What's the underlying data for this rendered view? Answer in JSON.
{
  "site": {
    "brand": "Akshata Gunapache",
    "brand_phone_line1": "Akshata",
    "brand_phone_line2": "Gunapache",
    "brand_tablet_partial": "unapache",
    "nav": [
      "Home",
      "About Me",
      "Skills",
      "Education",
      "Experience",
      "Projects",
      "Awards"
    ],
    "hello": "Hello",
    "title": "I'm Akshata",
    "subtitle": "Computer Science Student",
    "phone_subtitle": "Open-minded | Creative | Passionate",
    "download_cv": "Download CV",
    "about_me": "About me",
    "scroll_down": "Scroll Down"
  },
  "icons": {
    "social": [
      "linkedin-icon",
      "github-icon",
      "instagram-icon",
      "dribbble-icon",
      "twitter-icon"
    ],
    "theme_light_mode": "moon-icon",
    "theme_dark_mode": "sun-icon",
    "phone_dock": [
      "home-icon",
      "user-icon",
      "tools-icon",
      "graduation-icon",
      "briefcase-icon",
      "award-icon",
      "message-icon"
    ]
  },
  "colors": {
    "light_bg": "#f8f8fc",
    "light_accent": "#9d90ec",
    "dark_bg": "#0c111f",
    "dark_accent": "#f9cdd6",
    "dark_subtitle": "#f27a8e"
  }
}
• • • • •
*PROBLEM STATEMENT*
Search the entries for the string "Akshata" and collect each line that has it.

*ANSWER BELOW*
    "brand": "Akshata Gunapache",
    "brand_phone_line1": "Akshata",
    "title": "I'm Akshata",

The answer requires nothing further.